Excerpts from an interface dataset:
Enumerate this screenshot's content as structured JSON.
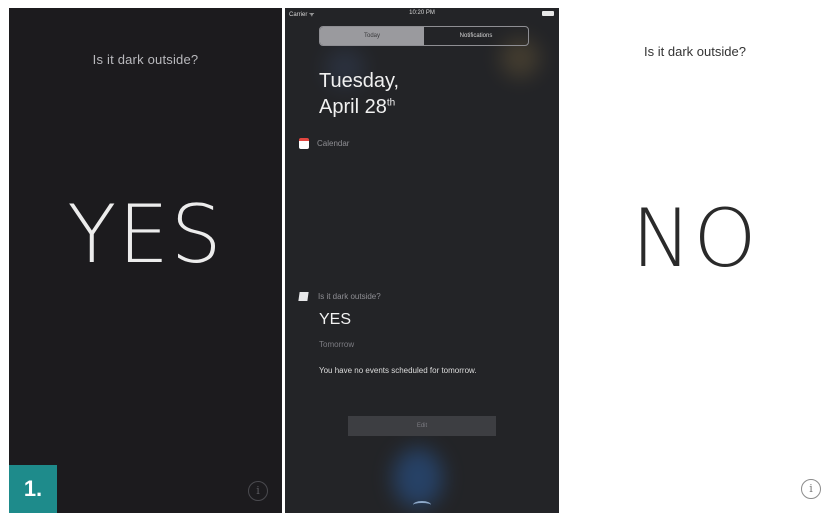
{
  "figure_number": "1.",
  "dark_app": {
    "question": "Is it dark outside?",
    "answer": "YES",
    "info_glyph": "i"
  },
  "notification_center": {
    "status": {
      "carrier": "Carrier ᯤ",
      "time": "10:20 PM"
    },
    "tabs": [
      {
        "label": "Today",
        "selected": true
      },
      {
        "label": "Notifications",
        "selected": false
      }
    ],
    "date_weekday": "Tuesday,",
    "date_day": "April 28",
    "date_suffix": "th",
    "calendar_label": "Calendar",
    "widget": {
      "title": "Is it dark outside?",
      "answer": "YES",
      "tomorrow_label": "Tomorrow",
      "events_text": "You have no events scheduled for tomorrow."
    },
    "edit_label": "Edit"
  },
  "light_app": {
    "question": "Is it dark outside?",
    "answer": "NO",
    "info_glyph": "i"
  },
  "colors": {
    "dark_bg": "#1c1b1e",
    "nc_bg": "#232427",
    "badge": "#1e8b8b",
    "calendar_red": "#e24640"
  }
}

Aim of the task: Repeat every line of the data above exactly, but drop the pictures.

Your response:
Enumerate this screenshot's content as structured JSON.
{
  "figure_number": "1.",
  "dark_app": {
    "question": "Is it dark outside?",
    "answer": "YES",
    "info_glyph": "i"
  },
  "notification_center": {
    "status": {
      "carrier": "Carrier ᯤ",
      "time": "10:20 PM"
    },
    "tabs": [
      {
        "label": "Today",
        "selected": true
      },
      {
        "label": "Notifications",
        "selected": false
      }
    ],
    "date_weekday": "Tuesday,",
    "date_day": "April 28",
    "date_suffix": "th",
    "calendar_label": "Calendar",
    "widget": {
      "title": "Is it dark outside?",
      "answer": "YES",
      "tomorrow_label": "Tomorrow",
      "events_text": "You have no events scheduled for tomorrow."
    },
    "edit_label": "Edit"
  },
  "light_app": {
    "question": "Is it dark outside?",
    "answer": "NO",
    "info_glyph": "i"
  },
  "colors": {
    "dark_bg": "#1c1b1e",
    "nc_bg": "#232427",
    "badge": "#1e8b8b",
    "calendar_red": "#e24640"
  }
}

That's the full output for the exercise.